This has already been achieved for two-dimensional structures by previous researchers. However, prior to the work of Roichman and Grier, scientists had not been able to branch out into three-dimensional quasicrystals - thereby reaping the full benefits of their unique properties - because of the inability to create this class of quasicrystals with the proper materials at the right size scale.
Previous attempts at addressing this challenge included the use of lithographic techniques. In a departure from this approach, Roichman, Grier, and their colleagues used a method developed by Grier’s group called holographic optical trapping. This allows scientists to manipulate objects as small as a few nanometers across and as large as several hundred micrometers. These “optical tweezers” allow scientists to organize microscopic objects into interesting and useful configurations, to dissect them, to assemble them into devices, or to chemically transform them, all with unprecedented precision. Using this method on quasicrystals, Roichman and Grier were able to organize hundreds of free-floating microspheres into densely packed structures defined by the mathematical definition of quasicrystalline order.
Grier is part of an NYU team of internationally recognized physicists in the field of soft condensed matter physics, a new inter-disciplinary field that explores how materials are organized at microscopic levels, and which studies the physical properties of malleable materials such as colloids and polymers. With Grier, Paul Chaikin, formerly of Princeton University, and David Pine, formerly of the University of California, Santa Barbara, form the core of NYU’s Center for Soft Matter Research. Yael Roichman is a postdoctoral researcher in Grier’s group.
Copyright © NYU
If you have a comment, please Contact
Issuers of news releases, not 7th Wave, Inc. or Nanotechnology Now, are solely responsible for the accuracy of the content.
Conference speakers: International think tank needed to identify techno-social turning points December 6th, 2013
Bangalore INDIA NANO 2013 Inaugurated December 5th, 2013
3-D printing and custom manufacturing: from concept to classroom: Strategic investments from NSF help engineers revolutionize the manufacturing process December 5th, 2013
The promise of nanotechnology December 4th, 2013
The new stack type actuators series PA – more flexibility for your application December 13th, 2013
Iranian Scientists Discover New Electrical Device for Rapid Diagnosis of Cancer December 12th, 2013
3-D Analysis of Thermo-elastic Behavior of Composite Plate Graded with Carbon Nanotubes December 12th, 2013
Arrowhead to Report Fiscal 2013 Fourth Quarter and Year-End Financial Results - Conference Call Scheduled for Wednesday, December 18, 2013 December 12th, 2013
Quantum waves at the heart of organic solar cells December 12th, 2013
Research Team Finds Way to Make Solar Cells Thin, Efficient and Flexible December 11th, 2013

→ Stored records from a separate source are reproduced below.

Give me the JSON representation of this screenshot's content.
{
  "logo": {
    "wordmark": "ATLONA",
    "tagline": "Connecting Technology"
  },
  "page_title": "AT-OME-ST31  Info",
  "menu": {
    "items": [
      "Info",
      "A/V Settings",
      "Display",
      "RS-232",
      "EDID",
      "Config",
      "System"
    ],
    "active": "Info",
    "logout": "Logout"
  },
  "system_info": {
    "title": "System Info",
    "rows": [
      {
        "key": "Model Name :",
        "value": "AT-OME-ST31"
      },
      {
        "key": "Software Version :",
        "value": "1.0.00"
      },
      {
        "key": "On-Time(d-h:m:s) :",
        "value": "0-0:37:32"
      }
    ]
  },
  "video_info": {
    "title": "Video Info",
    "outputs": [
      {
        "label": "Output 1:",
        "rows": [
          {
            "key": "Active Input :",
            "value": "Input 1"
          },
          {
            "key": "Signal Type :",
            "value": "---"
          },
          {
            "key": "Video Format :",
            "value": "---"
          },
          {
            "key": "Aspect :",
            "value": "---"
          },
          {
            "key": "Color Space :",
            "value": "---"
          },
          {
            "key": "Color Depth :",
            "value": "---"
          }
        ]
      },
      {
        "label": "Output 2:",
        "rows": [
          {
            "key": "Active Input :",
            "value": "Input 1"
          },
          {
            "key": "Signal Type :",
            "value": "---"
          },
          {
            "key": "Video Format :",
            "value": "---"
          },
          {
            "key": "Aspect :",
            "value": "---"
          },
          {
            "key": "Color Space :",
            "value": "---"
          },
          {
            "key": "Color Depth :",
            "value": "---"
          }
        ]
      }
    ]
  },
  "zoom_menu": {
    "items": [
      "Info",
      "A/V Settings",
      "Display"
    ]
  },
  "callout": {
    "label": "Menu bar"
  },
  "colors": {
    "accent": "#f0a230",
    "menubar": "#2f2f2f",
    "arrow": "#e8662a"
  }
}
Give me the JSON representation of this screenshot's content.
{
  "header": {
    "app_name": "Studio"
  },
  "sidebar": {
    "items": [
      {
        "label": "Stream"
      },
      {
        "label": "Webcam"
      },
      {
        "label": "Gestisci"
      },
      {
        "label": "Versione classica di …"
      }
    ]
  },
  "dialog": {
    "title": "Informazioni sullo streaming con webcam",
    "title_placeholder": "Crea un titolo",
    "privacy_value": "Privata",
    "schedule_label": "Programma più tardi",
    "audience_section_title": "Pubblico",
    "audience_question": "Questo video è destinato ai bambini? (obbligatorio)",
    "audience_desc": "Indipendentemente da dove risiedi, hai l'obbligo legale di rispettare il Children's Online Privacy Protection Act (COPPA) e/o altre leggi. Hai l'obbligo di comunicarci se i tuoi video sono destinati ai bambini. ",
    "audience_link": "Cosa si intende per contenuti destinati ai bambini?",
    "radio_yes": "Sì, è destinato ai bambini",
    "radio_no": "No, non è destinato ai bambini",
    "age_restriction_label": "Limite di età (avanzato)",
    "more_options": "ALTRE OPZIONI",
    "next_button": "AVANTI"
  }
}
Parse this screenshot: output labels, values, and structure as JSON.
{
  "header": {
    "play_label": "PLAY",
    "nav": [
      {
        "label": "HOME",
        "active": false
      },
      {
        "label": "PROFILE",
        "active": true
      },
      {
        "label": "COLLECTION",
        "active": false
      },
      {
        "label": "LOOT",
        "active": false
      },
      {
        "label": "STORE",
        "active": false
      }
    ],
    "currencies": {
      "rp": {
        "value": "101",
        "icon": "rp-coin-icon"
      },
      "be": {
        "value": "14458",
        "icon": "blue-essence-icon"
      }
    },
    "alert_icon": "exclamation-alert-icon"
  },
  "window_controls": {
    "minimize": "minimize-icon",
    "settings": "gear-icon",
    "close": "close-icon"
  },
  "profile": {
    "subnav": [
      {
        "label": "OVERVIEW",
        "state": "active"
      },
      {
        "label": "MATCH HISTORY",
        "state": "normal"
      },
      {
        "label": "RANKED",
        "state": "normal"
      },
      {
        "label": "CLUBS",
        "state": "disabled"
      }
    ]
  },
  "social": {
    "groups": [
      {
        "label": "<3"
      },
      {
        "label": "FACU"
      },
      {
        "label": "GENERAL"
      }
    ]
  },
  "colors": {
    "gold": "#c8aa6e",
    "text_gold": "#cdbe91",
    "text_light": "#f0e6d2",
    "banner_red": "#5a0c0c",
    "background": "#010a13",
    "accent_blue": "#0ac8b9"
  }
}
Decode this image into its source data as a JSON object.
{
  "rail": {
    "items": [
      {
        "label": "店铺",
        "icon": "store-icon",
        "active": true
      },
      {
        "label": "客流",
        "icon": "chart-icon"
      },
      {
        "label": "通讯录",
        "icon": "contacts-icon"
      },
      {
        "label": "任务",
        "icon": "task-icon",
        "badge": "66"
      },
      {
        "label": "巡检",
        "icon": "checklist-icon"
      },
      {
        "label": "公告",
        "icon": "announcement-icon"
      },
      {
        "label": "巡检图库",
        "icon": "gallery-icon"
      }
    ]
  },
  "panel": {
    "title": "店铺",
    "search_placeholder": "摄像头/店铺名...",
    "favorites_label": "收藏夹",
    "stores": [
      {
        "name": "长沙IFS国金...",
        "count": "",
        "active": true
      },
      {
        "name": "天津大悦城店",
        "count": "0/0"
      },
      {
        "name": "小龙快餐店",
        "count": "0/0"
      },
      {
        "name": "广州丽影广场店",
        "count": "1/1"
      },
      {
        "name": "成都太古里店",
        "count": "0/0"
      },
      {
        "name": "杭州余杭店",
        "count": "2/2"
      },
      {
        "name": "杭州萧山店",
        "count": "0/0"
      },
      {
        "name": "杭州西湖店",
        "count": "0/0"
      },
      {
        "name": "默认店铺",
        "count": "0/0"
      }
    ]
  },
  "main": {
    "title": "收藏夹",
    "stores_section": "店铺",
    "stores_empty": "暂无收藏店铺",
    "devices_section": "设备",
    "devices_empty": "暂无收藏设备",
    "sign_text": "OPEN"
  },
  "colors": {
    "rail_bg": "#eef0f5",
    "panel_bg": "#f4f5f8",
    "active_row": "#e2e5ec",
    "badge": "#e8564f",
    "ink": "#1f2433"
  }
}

Nontoxic Quantum Dot Research Improves Solar Cells: Record power-conversion efficiency at Los Alamos from quantum-dot sensitized photovoltaics December 10th, 2013
New Method Presented for Production of Alpha SiAlON Single Phase Nanopowder December 10th, 2013